California buckeye Aesculus californica
white alder Alnus rhombifolia
hoary manzanita Arctostaphylos canescens
pinemat manzanita Arctostaphylos nevadensis
greenleaf manzanita Arctostaphylos patula
whiteleaf manzanita Arctostaphylos viscida
incense-cedar Calocedrus decurrens
western spicebush Calycanthus occidentalis
wedgeleaf ceanothus Ceanothus cuneatus
tobacco brush Ceanothus velutinus
western redbud Cercis occidentalis
Port-Orford-cedar Chamaecyparis lawsoniana
golden chinquapin Chrysolepis chrysophylla
bush chinquapin Chrysolepis sempervirens
dogwood Cornus (several species)
California pitcherplant Darlingtonia californica
Congdon's silk-tassel Garrya congdonii
tree tanoak Lithocarpus densiflorus var. densiflorus
shrub tanoak Lithocarpus densiflorus var. echinoides
Whitebark pine Pinus albicaulis
knobcone pine Pinus attenuate
foxtail pine Pinus balfouriana
lodgepole pine Pinus contorta
Jeffrey pine Pinus jeffreyi
sugar pine Pinus lambertiana
western white pine Pinus monticola
ponderosa pine Pinus ponderosa
gray pine Pinus sabiniana
Douglas-fir Pseudotsuga menziesii
Bitterbrush Purshia tridentate
canyon live oak Quercus chrysolepis
blue oak Quercus douglasii
leather oak Quercus durata
huckleberry oak Quercus vaccinifolia
California coffeeberry Rhamnus californica

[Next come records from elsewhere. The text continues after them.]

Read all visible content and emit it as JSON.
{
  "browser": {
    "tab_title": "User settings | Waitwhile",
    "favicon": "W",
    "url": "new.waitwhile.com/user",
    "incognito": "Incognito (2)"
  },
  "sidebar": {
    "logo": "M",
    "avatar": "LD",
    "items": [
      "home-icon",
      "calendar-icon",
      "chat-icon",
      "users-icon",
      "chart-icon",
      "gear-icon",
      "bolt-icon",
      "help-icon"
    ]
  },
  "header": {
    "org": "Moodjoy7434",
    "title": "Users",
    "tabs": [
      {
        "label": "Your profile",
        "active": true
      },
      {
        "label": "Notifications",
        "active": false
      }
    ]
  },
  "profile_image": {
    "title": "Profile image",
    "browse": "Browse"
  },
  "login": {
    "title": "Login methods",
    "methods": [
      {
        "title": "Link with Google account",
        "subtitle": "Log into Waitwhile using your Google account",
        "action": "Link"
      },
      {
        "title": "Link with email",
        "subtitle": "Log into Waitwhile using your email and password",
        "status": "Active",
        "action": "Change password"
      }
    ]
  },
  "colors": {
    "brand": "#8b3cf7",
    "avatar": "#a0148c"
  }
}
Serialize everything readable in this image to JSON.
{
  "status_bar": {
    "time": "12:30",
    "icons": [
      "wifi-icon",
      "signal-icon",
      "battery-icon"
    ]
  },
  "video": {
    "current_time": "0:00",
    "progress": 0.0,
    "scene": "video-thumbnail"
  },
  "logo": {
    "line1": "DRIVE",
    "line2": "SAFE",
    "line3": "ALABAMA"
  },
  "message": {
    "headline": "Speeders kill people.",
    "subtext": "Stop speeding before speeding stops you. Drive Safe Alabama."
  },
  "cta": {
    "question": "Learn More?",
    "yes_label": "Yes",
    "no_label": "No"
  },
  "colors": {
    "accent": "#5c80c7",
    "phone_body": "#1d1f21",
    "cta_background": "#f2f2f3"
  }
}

western azalea Rhododendron occidentale
willow Salix (several species)
mountain hemlock Tsuga mertensiana